It is our hope that this guide has charted a course for you through these waters, equipping you with the knowledge to make informed choices, whether you’re investing in your future or steering through the currents of borrowing.

Frequently Asked Questions

What's the Main Difference Between APR And APY?

The main difference between APR and APY is that APR reflects the annual rate charged for borrowing and does not consider the effects of compounding, while APY takes into account the impact of compounding and provides a true reflection of the actual interest earned or paid on savings accounts and CDs over a year.

Can Simple Interest Ever Be More Beneficial Than Compound Interest?
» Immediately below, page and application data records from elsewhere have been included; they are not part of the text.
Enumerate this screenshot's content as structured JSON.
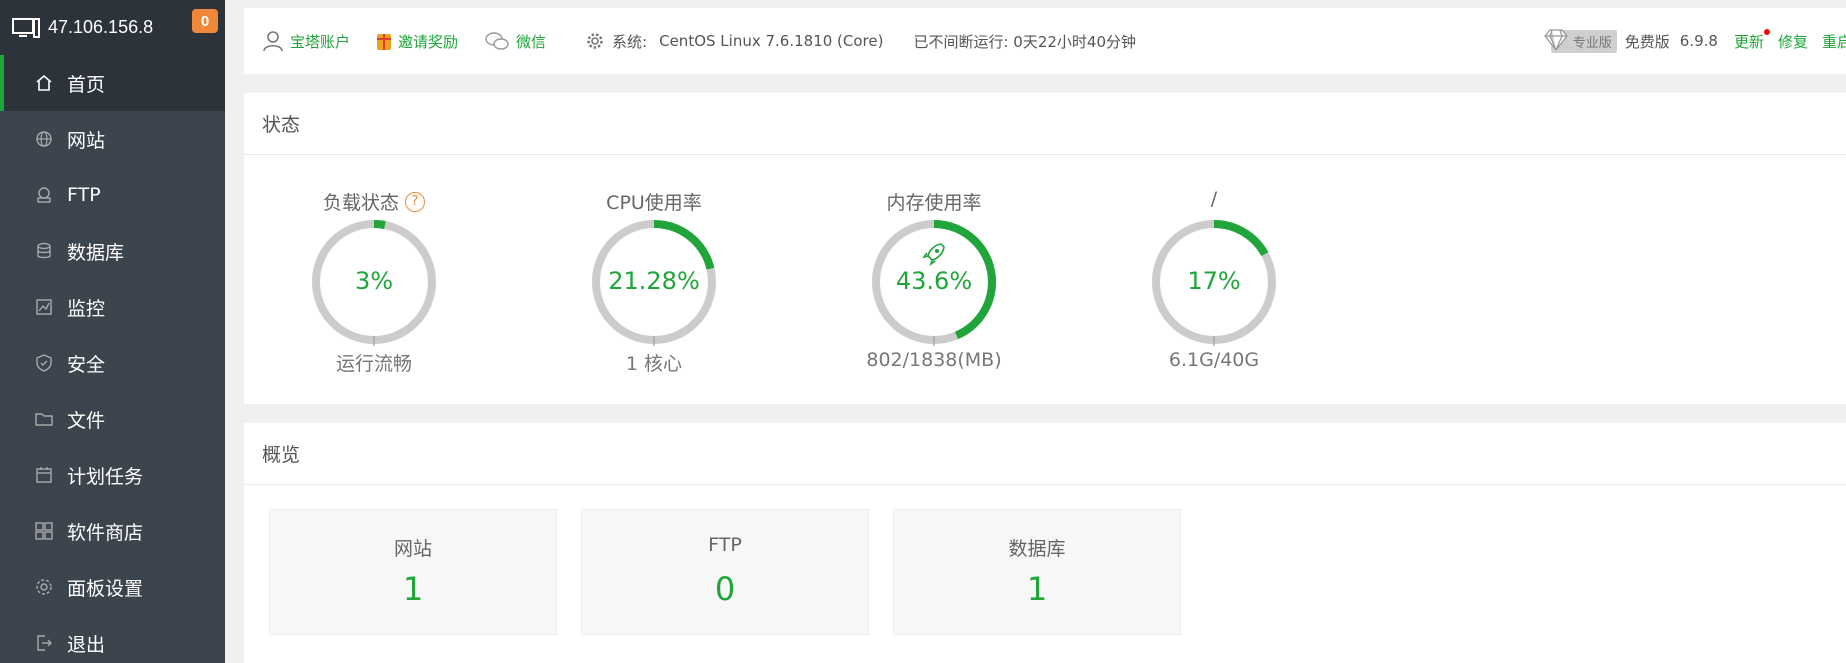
{
  "sidebar": {
    "ip": "47.106.156.8",
    "badge": "0",
    "items": [
      {
        "label": "首页",
        "icon": "home-icon"
      },
      {
        "label": "网站",
        "icon": "globe-icon"
      },
      {
        "label": "FTP",
        "icon": "ftp-icon"
      },
      {
        "label": "数据库",
        "icon": "database-icon"
      },
      {
        "label": "监控",
        "icon": "monitor-chart-icon"
      },
      {
        "label": "安全",
        "icon": "shield-icon"
      },
      {
        "label": "文件",
        "icon": "folder-icon"
      },
      {
        "label": "计划任务",
        "icon": "calendar-icon"
      },
      {
        "label": "软件商店",
        "icon": "grid-icon"
      },
      {
        "label": "面板设置",
        "icon": "gear-icon"
      },
      {
        "label": "退出",
        "icon": "logout-icon"
      }
    ]
  },
  "topbar": {
    "account": "宝塔账户",
    "invite": "邀请奖励",
    "wechat": "微信",
    "system_label": "系统:",
    "system_value": "CentOS Linux 7.6.1810 (Core)",
    "uptime": "已不间断运行: 0天22小时40分钟",
    "pro": "专业版",
    "free": "免费版",
    "version": "6.9.8",
    "update": "更新",
    "repair": "修复",
    "restart": "重启"
  },
  "status": {
    "title": "状态",
    "gauges": [
      {
        "title": "负载状态",
        "value": "3%",
        "fraction": 0.03,
        "sub": "运行流畅",
        "help": "?"
      },
      {
        "title": "CPU使用率",
        "value": "21.28%",
        "fraction": 0.2128,
        "sub": "1 核心"
      },
      {
        "title": "内存使用率",
        "value": "43.6%",
        "fraction": 0.436,
        "sub": "802/1838(MB)"
      },
      {
        "title": "/",
        "value": "17%",
        "fraction": 0.17,
        "sub": "6.1G/40G"
      }
    ]
  },
  "overview": {
    "title": "概览",
    "cards": [
      {
        "title": "网站",
        "value": "1"
      },
      {
        "title": "FTP",
        "value": "0"
      },
      {
        "title": "数据库",
        "value": "1"
      }
    ]
  },
  "colors": {
    "accent": "#20a53a",
    "sidebar": "#3c444d",
    "badge": "#f0883a",
    "ring_bg": "#cccccc"
  }
}
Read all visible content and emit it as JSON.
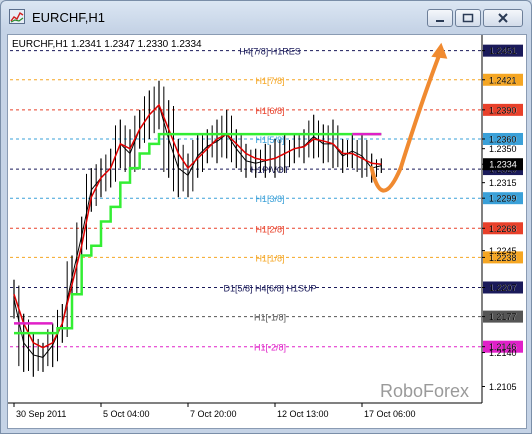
{
  "window": {
    "title": "EURCHF,H1",
    "buttons": [
      "minimize",
      "maximize",
      "close"
    ]
  },
  "chart_data": {
    "type": "line",
    "symbol_header": "EURCHF,H1  1.2341 1.2347 1.2330 1.2334",
    "watermark": "RoboForex",
    "ylim": [
      1.2088,
      1.2463
    ],
    "y_ticks": [
      "1.2451",
      "1.2421",
      "1.2390",
      "1.2360",
      "1.2350",
      "1.2334",
      "1.2329",
      "1.2315",
      "1.2299",
      "1.2268",
      "1.2245",
      "1.2238",
      "1.2207",
      "1.2177",
      "1.2146",
      "1.2140",
      "1.2105"
    ],
    "x_ticks": [
      "30 Sep 2011",
      "5 Oct 04:00",
      "7 Oct 20:00",
      "12 Oct 13:00",
      "17 Oct 06:00"
    ],
    "x_tick_index": [
      0,
      18,
      36,
      54,
      72
    ],
    "levels": [
      {
        "label": "H4[7/8] H1RES",
        "value": 1.2451,
        "color": "#1a1a5a",
        "badge": "1.2451"
      },
      {
        "label": "H1[7/8]",
        "value": 1.2421,
        "color": "#f5a623",
        "badge": "1.2421"
      },
      {
        "label": "H1[6/8]",
        "value": 1.239,
        "color": "#e8402a",
        "badge": "1.2390"
      },
      {
        "label": "H1[5/8]",
        "value": 1.236,
        "color": "#3aa0d8",
        "badge": "1.2360"
      },
      {
        "label": "H1PIVOT",
        "value": 1.2329,
        "color": "#1a1a5a",
        "badge": "1.2329"
      },
      {
        "label": "H1[3/8]",
        "value": 1.2299,
        "color": "#3aa0d8",
        "badge": "1.2299"
      },
      {
        "label": "H1[2/8]",
        "value": 1.2268,
        "color": "#e8402a",
        "badge": "1.2268"
      },
      {
        "label": "H1[1/8]",
        "value": 1.2238,
        "color": "#f5a623",
        "badge": "1.2238"
      },
      {
        "label": "D1[5/8] H4[6/8] H1SUP",
        "value": 1.2207,
        "color": "#1a1a5a",
        "badge": "1.2207"
      },
      {
        "label": "H1[-1/8]",
        "value": 1.2177,
        "color": "#555555",
        "badge": "1.2177"
      },
      {
        "label": "H1[-2/8]",
        "value": 1.2146,
        "color": "#e020c8",
        "badge": "1.2146"
      }
    ],
    "current_price": {
      "value": 1.2334,
      "label": "1.2334"
    },
    "price_series": {
      "name": "EURCHF H1",
      "x": [
        0,
        2,
        4,
        6,
        8,
        10,
        12,
        14,
        16,
        18,
        20,
        22,
        24,
        26,
        28,
        30,
        32,
        34,
        36,
        38,
        40,
        42,
        44,
        46,
        48,
        50,
        52,
        54,
        56,
        58,
        60,
        62,
        64,
        66,
        68,
        70,
        72,
        74,
        76
      ],
      "high": [
        1.2215,
        1.218,
        1.216,
        1.215,
        1.217,
        1.219,
        1.224,
        1.228,
        1.233,
        1.234,
        1.235,
        1.238,
        1.237,
        1.239,
        1.241,
        1.242,
        1.24,
        1.236,
        1.2345,
        1.2365,
        1.237,
        1.238,
        1.239,
        1.237,
        1.2355,
        1.235,
        1.2355,
        1.236,
        1.2365,
        1.2365,
        1.237,
        1.2385,
        1.2375,
        1.238,
        1.236,
        1.2365,
        1.2365,
        1.2345,
        1.234
      ],
      "low": [
        1.2175,
        1.212,
        1.2115,
        1.212,
        1.2125,
        1.215,
        1.2195,
        1.224,
        1.2285,
        1.23,
        1.231,
        1.233,
        1.232,
        1.235,
        1.236,
        1.237,
        1.232,
        1.23,
        1.23,
        1.232,
        1.2335,
        1.2335,
        1.234,
        1.233,
        1.232,
        1.232,
        1.232,
        1.232,
        1.2325,
        1.2335,
        1.2335,
        1.234,
        1.2335,
        1.233,
        1.2325,
        1.233,
        1.232,
        1.2315,
        1.2325
      ]
    },
    "red_line": {
      "x": [
        0,
        2,
        4,
        6,
        8,
        10,
        12,
        14,
        16,
        18,
        20,
        22,
        24,
        26,
        28,
        30,
        32,
        34,
        36,
        38,
        40,
        42,
        44,
        46,
        48,
        50,
        52,
        54,
        56,
        58,
        60,
        62,
        64,
        66,
        68,
        70,
        72,
        74,
        76
      ],
      "y": [
        1.22,
        1.217,
        1.215,
        1.2145,
        1.215,
        1.217,
        1.221,
        1.225,
        1.23,
        1.232,
        1.233,
        1.2355,
        1.235,
        1.237,
        1.2385,
        1.2395,
        1.237,
        1.2345,
        1.233,
        1.234,
        1.235,
        1.236,
        1.2365,
        1.2355,
        1.2345,
        1.234,
        1.2338,
        1.234,
        1.2345,
        1.235,
        1.2352,
        1.236,
        1.2358,
        1.2355,
        1.2345,
        1.2345,
        1.234,
        1.2335,
        1.2334
      ]
    },
    "green_step": {
      "x": [
        0,
        6,
        9,
        12,
        14,
        16,
        18,
        20,
        22,
        24,
        26,
        28,
        30,
        33,
        36,
        40,
        44,
        48,
        52,
        56,
        60,
        64,
        68,
        72,
        76
      ],
      "y": [
        1.216,
        1.216,
        1.2165,
        1.22,
        1.224,
        1.225,
        1.2275,
        1.229,
        1.2315,
        1.233,
        1.2345,
        1.2355,
        1.2365,
        1.2365,
        1.2365,
        1.2365,
        1.2365,
        1.2365,
        1.2365,
        1.2365,
        1.2365,
        1.2365,
        1.2365,
        1.2365,
        1.2365
      ]
    },
    "magenta_segments": [
      {
        "x": [
          0,
          8
        ],
        "y": [
          1.217,
          1.217
        ]
      },
      {
        "x": [
          70,
          76
        ],
        "y": [
          1.2365,
          1.2365
        ]
      }
    ],
    "forecast_arrow": {
      "x": [
        74,
        76,
        80,
        84,
        88
      ],
      "y": [
        1.233,
        1.2298,
        1.233,
        1.24,
        1.2455
      ]
    },
    "x_max": 96,
    "colors": {
      "price": "#000000",
      "red": "#e10000",
      "green": "#33ee33",
      "magenta": "#e020c8",
      "arrow": "#f08a30",
      "current_badge": "#000000"
    }
  }
}
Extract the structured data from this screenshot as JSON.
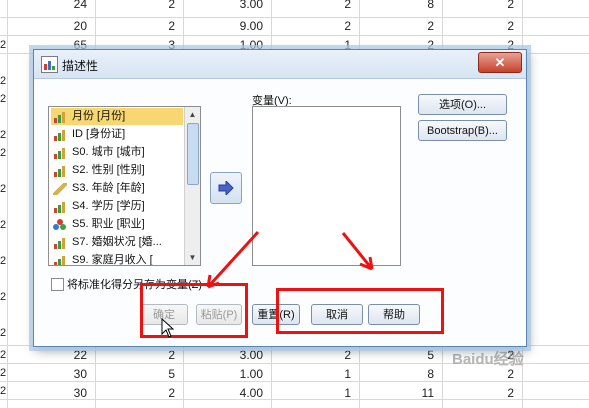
{
  "dialog": {
    "title": "描述性",
    "close_symbol": "✕",
    "variables_label": "变量(V):",
    "variable_list": [
      {
        "label": "月份 [月份]",
        "icon": "bar-chart-icon",
        "selected": true
      },
      {
        "label": "ID [身份证]",
        "icon": "bar-chart-icon",
        "selected": false
      },
      {
        "label": "S0. 城市 [城市]",
        "icon": "bar-chart-icon",
        "selected": false
      },
      {
        "label": "S2. 性别 [性别]",
        "icon": "bar-chart-icon",
        "selected": false
      },
      {
        "label": "S3. 年龄 [年龄]",
        "icon": "ruler-icon",
        "selected": false
      },
      {
        "label": "S4. 学历 [学历]",
        "icon": "bar-chart-icon",
        "selected": false
      },
      {
        "label": "S5. 职业 [职业]",
        "icon": "nominal-balls-icon",
        "selected": false
      },
      {
        "label": "S7. 婚姻状况 [婚...",
        "icon": "bar-chart-icon",
        "selected": false
      },
      {
        "label": "S9. 家庭月收入 [",
        "icon": "bar-chart-icon",
        "selected": false
      }
    ],
    "checkbox_label": "将标准化得分另存为变量(Z)",
    "buttons": {
      "options": "选项(O)...",
      "bootstrap": "Bootstrap(B)...",
      "ok": "确定",
      "paste": "粘贴(P)",
      "reset": "重置(R)",
      "cancel": "取消",
      "help": "帮助"
    }
  },
  "spreadsheet": {
    "rows_top": [
      [
        "24",
        "2",
        "3.00",
        "2",
        "8",
        "2"
      ],
      [
        "20",
        "2",
        "9.00",
        "2",
        "2",
        "2"
      ],
      [
        "65",
        "3",
        "1.00",
        "1",
        "2",
        "2"
      ]
    ],
    "rows_bottom": [
      [
        "22",
        "2",
        "3.00",
        "2",
        "5",
        "2"
      ],
      [
        "30",
        "5",
        "1.00",
        "1",
        "8",
        "2"
      ],
      [
        "30",
        "2",
        "4.00",
        "1",
        "11",
        "2"
      ]
    ],
    "left_numbers": [
      "2",
      "2",
      "2",
      "2",
      "2",
      "2",
      "2",
      "2",
      "2",
      "2",
      "2",
      "2",
      "2",
      "2",
      "2"
    ]
  },
  "watermark": "Baidu经验"
}
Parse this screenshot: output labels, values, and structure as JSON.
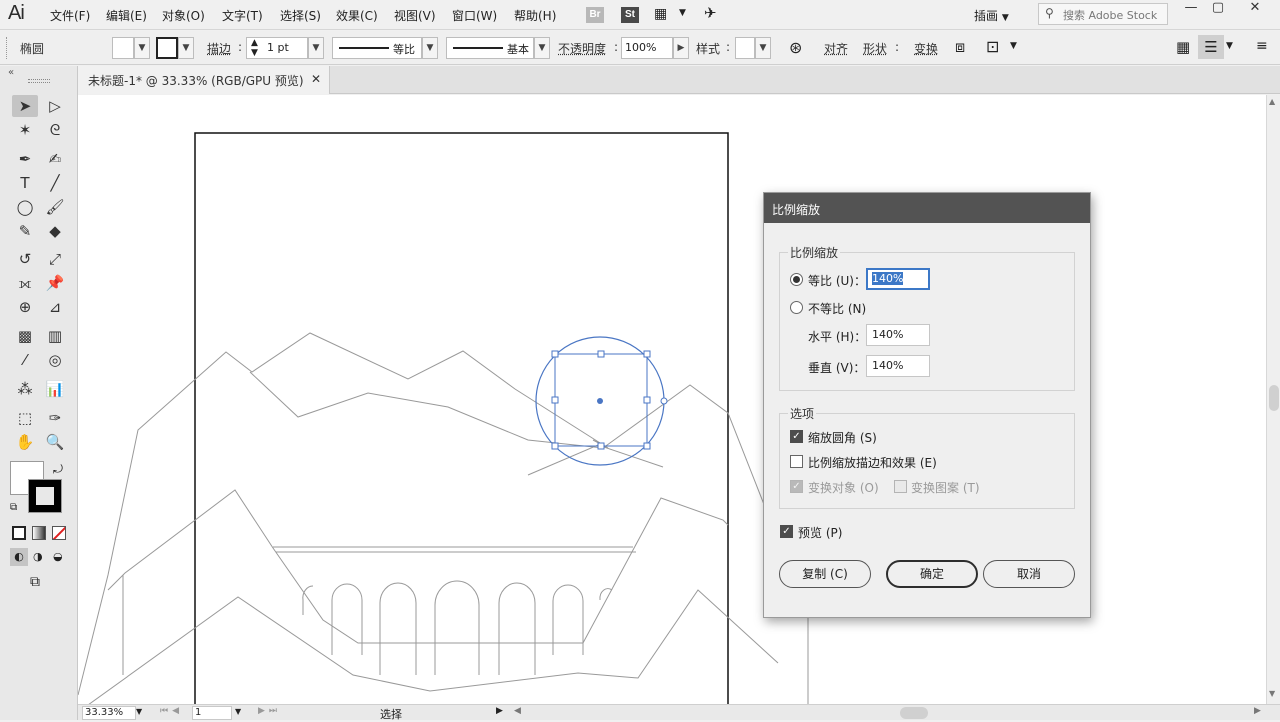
{
  "app": {
    "logo": "Ai",
    "workspace": "插画",
    "search_placeholder": "搜索 Adobe Stock"
  },
  "menu": {
    "items": [
      "文件(F)",
      "编辑(E)",
      "对象(O)",
      "文字(T)",
      "选择(S)",
      "效果(C)",
      "视图(V)",
      "窗口(W)",
      "帮助(H)"
    ]
  },
  "toolbar_badges": {
    "br": "Br",
    "st": "St"
  },
  "window_controls": {
    "minimize": "—",
    "maximize": "▢",
    "close": "✕"
  },
  "control": {
    "object_type": "椭圆",
    "stroke_label": "描边",
    "stroke_weight": "1 pt",
    "profile_label": "等比",
    "brush_label": "基本",
    "opacity_label": "不透明度",
    "opacity_value": "100%",
    "style_label": "样式",
    "align_label": "对齐",
    "shape_label": "形状",
    "transform_label": "变换"
  },
  "tab": {
    "title": "未标题-1* @ 33.33% (RGB/GPU 预览)",
    "close": "✕"
  },
  "status": {
    "zoom": "33.33%",
    "artboard": "1",
    "tool": "选择"
  },
  "dialog": {
    "title": "比例缩放",
    "group_scale": "比例缩放",
    "uniform_label": "等比 (U)：",
    "uniform_value": "140%",
    "nonuniform_label": "不等比 (N)",
    "horizontal_label": "水平 (H)：",
    "horizontal_value": "140%",
    "vertical_label": "垂直 (V)：",
    "vertical_value": "140%",
    "group_options": "选项",
    "scale_corners": "缩放圆角 (S)",
    "scale_strokes": "比例缩放描边和效果 (E)",
    "transform_objects": "变换对象 (O)",
    "transform_patterns": "变换图案 (T)",
    "preview": "预览 (P)",
    "copy_button": "复制 (C)",
    "ok_button": "确定",
    "cancel_button": "取消"
  },
  "colors": {
    "selection": "#4a76c4",
    "dialog_title_bg": "#535353",
    "brand_orange": "#f08a1a"
  }
}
Yes, simple interest can be more beneficial in short-term borrowing situations due to lower total payments compared to compound interest. Keep this in mind when considering different borrowing options.

How Does Inflation Influence Interest Rates?

In conclusion, inflation can influence interest rates by prompting central banks to adjust the rates to manage economic conditions. If inflation is high, central banks may raise interest rates to control spending and slow down the economy, while in a sluggish economy, they may lower interest rates to encourage borrowing and stimulate economic activity.

What Are the Advantages of a Fixed Interest Rate Loan?

A fixed interest rate loan provides stability and predictability in repayments, protecting borrowers from potential interest rate increases and making long-term financial planning more manageable.

Why Would a Borrower Choose a Variable Interest Rate Loan?

A borrower may choose a variable interest rate loan for the potential lower initial rates, the possibility of rates decreasing over time, and the flexibility it offers compared to fixed-rate loans. It can be advantageous if the borrower predicts a downward trend in overall interest rates or plans to pay off the loan quickly.